- an understanding of the consequences of failure to follow those policies.
What is more commonplace in the Australian employment environment is a conflict of interest policy or something similar, which details occasions when personal relationships must be disclosed.When considering a conflict of interest policy and addressing personal relationships at work, employers need to address questions such as:
- what constitutes an “office romance”?;
- when must an “office romance” be disclosed?;
- will the policy address “affairs”?;
- what confidentiality mechanisms will be in place?;
- what disciplinary action will be enforced (if any) for a failure to disclose?; and
- is there going to be a blanket rule against “office romance”?
It seems that consideration of personal relationships by employers will become more and more prevalent as survey data shows that almost 85% of 18 – 29 years old would engage in a romantic relationship with a co-worker.2
Do I have an obligation to report?
Under section 316 of the Crimes Act 1900 (NSW) (“Crimes Act”) if a person has committed a “serious indictable offence”, and another person, who knows or believes that the offence has been committed and that he or she has information which might be of material assistance in securing the apprehension, prosecution or conviction of the offender, fails without reasonable excuse to bring that information to the attention of a member of the police force or other appropriate authority, that other person is liable to imprisonment for up to two years.
A serious indictable offence is one for which a person may be imprisoned for five years or more, for example, sexual assault. When considering sexual harassment, consideration must therefore be given to whether the organisation needs to bring findings of sexual harassment (that amount to sexual assault) to the attention of the police or other appropriate authority.
What is key to determining this obligation is having “knowledge or belief” that the offence has been committed. Belief is not defined by the Crimes Act, but has been considered to be
a state of mind which can be reached as the result of a mix of knowledge which an offender has come to possess, as well as suspicions and opinions which he or she has come to hold and conclusions which he or she has reached. It therefore follows that under section 316, what must be established is that the person actually came to hold the alleged belief. The obligation does not apply to mere suspicion of an offence.3

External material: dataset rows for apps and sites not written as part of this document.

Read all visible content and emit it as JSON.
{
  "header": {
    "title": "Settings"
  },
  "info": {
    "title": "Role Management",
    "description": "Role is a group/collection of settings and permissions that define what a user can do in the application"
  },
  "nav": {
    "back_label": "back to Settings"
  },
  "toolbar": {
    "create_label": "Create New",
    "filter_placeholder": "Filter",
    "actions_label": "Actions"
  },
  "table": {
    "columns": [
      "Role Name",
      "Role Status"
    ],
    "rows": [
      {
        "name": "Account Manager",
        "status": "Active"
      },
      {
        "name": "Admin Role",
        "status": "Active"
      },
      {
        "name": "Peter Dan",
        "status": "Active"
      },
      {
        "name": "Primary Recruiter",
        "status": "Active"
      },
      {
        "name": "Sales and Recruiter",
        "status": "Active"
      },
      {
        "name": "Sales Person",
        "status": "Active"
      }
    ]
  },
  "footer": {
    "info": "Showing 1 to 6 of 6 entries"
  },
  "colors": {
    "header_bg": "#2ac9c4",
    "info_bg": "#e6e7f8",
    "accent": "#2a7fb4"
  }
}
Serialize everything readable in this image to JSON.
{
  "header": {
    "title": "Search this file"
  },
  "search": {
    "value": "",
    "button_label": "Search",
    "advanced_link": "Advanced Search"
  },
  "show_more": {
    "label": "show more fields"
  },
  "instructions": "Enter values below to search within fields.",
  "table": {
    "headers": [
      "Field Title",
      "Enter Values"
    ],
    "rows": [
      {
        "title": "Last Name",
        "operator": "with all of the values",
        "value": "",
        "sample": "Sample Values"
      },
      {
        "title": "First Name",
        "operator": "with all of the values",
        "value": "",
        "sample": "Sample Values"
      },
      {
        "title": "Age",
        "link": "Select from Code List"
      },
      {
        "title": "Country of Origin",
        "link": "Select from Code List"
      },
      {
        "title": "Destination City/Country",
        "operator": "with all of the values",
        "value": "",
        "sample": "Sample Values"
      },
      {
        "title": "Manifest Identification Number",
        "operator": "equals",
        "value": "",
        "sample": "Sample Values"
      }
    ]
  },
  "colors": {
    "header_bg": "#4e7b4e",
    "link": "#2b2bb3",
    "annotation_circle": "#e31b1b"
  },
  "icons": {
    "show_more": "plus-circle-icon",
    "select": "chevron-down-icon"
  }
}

- Working without fear: Results of the 2012 sexual harassment national telephone survey, Australian Human Rights Commission, 2012
- Millennials More Likely to be Smitten with Superiors, Co-Workers, Workplace Options, 2012, http://www. workplaceoptions.com/polls/millennials-more-likely-to- be-smitten-with-superiors-co-workers-2/
- Wilson v Department of Public Prosecutions (NSW)  NSWSC 1458